The Burgundy truffle, a truffle fit for a king
The Burgundy truffle, whose scientific name is Tuber uncinatum, is also known as the autumn truffle or Champagne truffle. It is harvested in France, elsewhere in Western Europe, and in certain countries of Eastern Europe. Less finicky than some other truffle varieties, the Burgundy truffle thrives in many types of soil, as long as they’re rich in lime. It grows under many types of trees, including pines, hornbeams, hazels, and beeches.
Burgundy, home to uncinatum
Burgundy truffles were the very first truffles to be served at the table of the French king, where it earned its prestige. From the mid-18th century to the mid-19th century, it became very popular and was highly sought-after in a number of places, notably in Burgundy, a region where Tuber uncinatum thrives.

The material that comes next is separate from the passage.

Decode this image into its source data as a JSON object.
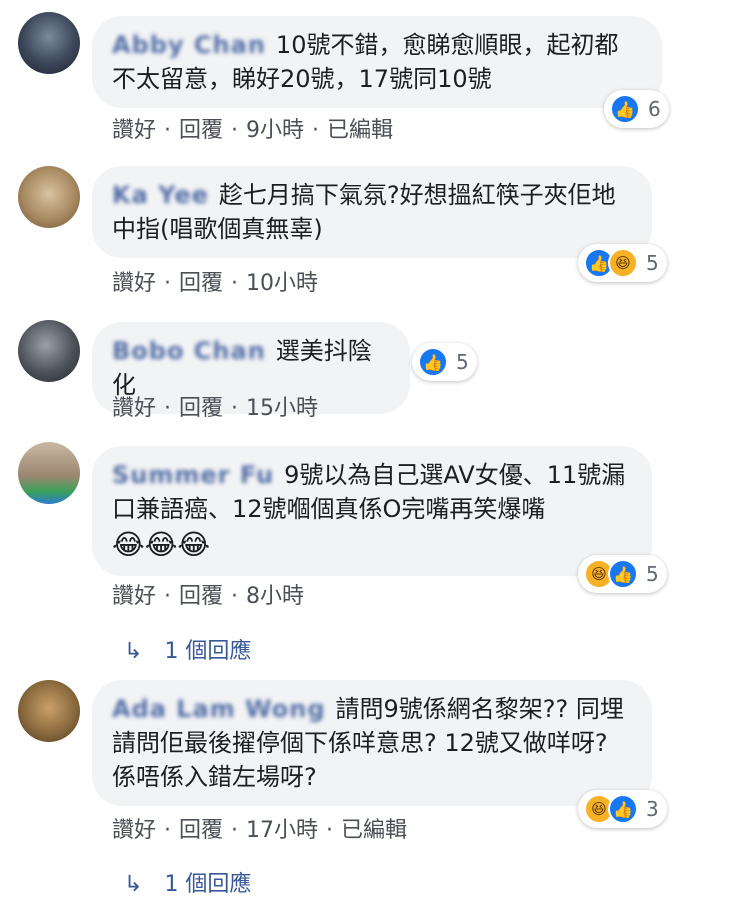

Later, as the famous “black diamond,” Tuber melanosporum, rose to prominence, the Burgundy truffle was overshadowed and lost the interest of high society.